The Silver Line is a 23-mile rail link connecting Washington, D.C to Dulles International Airport and beyond into the Virginia suburbs. Its projected cost is $5.5 billion.
Effective January, the one-way full toll would increase to $2.75, then to $3.50 in 2014, and $4.50 in 2015, under current toll projections. Rates would continue to rise two dollars every five years for the next four decades unless other sources of funding are secured to mitigate the toll increases.
“It’s ridiculous,” said Bayush Radadaya of Ashburn, who drives the Dulles Toll Road to work. “Right now I can afford it but once it doubles I cannot because gas prices are so much.”
Unlike a typical public hearing where residents take turns speaking into a microphone to a panel of officials, the event inside a high school cafeteria in Ashburn was informal. MWAA officials were on hand to answer questions, residents could read about the project on posters displaying charts and maps, and submit written comments into a cardboard box.
“You can throw a comment on a card but I’m not quite sure you necessarily have input,” said Pete Sabbatino of Ashburn. “The most input you are going to get is if someone read’s your comment card. It’s being dictated to you.”
The Airports Authority says public feedback will be taken seriously when establishing the new toll rates later this year.
“The benefit of the [open house] is that we have an opportunity to educate people about the project,” said MWAA CEO Jack Potter.

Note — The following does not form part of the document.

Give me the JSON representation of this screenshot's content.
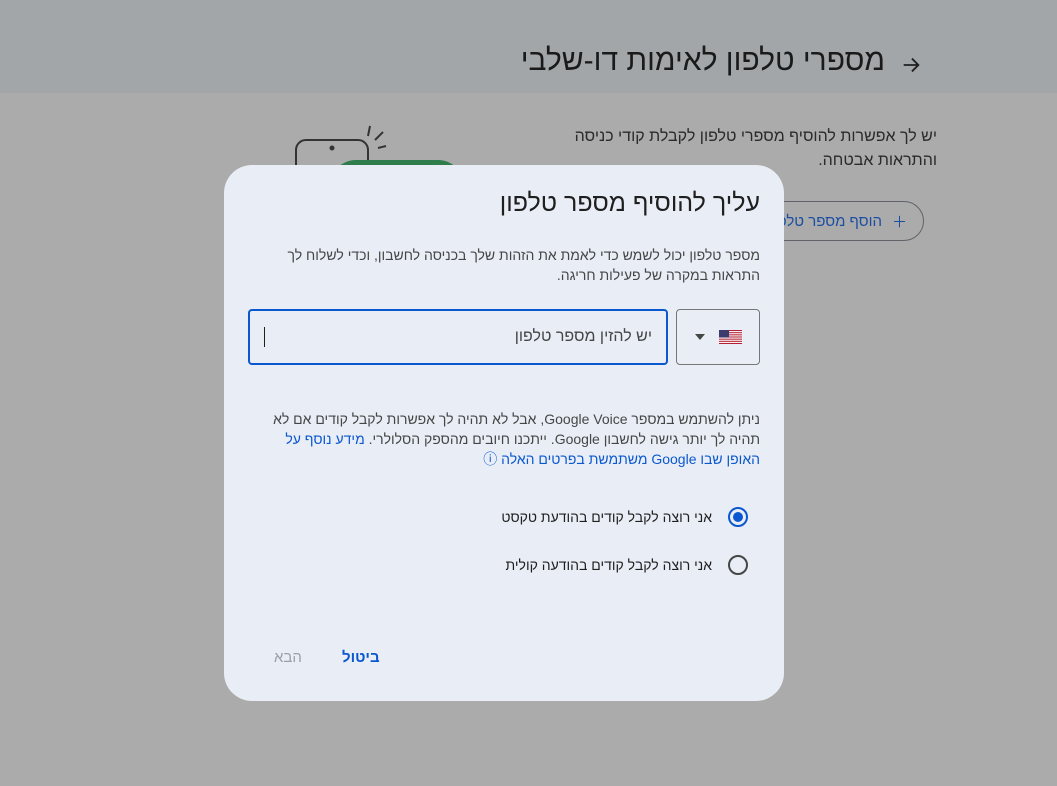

Toll revenues are projected to cover about 50 percent of the Silver Line’s total estimated $5.5 billion cost. The project was split into two phases; the tolls would cover 75 percent of Phase 2’s cost of $2.7 billion, under current projections.
Critics of the financing arrangement point to the lack of federal funding ($900 million for Phase 1, none for Phase 2) and relatively small contribution by the state of Virginia ($150 million). Potter says the airports authority is working to increase those figures, which would reduce the toll increases and give drivers a break. MWAA is requesting a loan under the Transportation Infrastructure Finance and Innovation Act (TIFIA) program.
“It’s a 2.4 percent loan versus what we’re able to get in the open bond market of about six percent, so that would significantly lower our cost for financing the debt,” said Potter, who said Virginia’s contribution of $150 enabled MWAA to delay the $4.50 one-way, full toll rate until 2015. It was originally projected to take effect next year.
To Loudoun County resident Daniel Davies, the plan to finance a rail project out of the pockets of car commuters is unfair.
“"The toll rates plus what the toll avoidance is going to do to our communities and the traffic along Route 7 and Route 28 is just going to be gridlock,” said Davies, referring to drivers who will dodge the higher tolls on the highway by clogging already congested local and state roads.
Davies said he opposes the Virginia state legislature providing any additional funding for the Silver Line because the state already handed over the Dulles Toll Road to MWAA, an asset valued at more than $3 billion during the administration of Gov. Tim Kaine.
Read more TN coverage of the Silver Line here.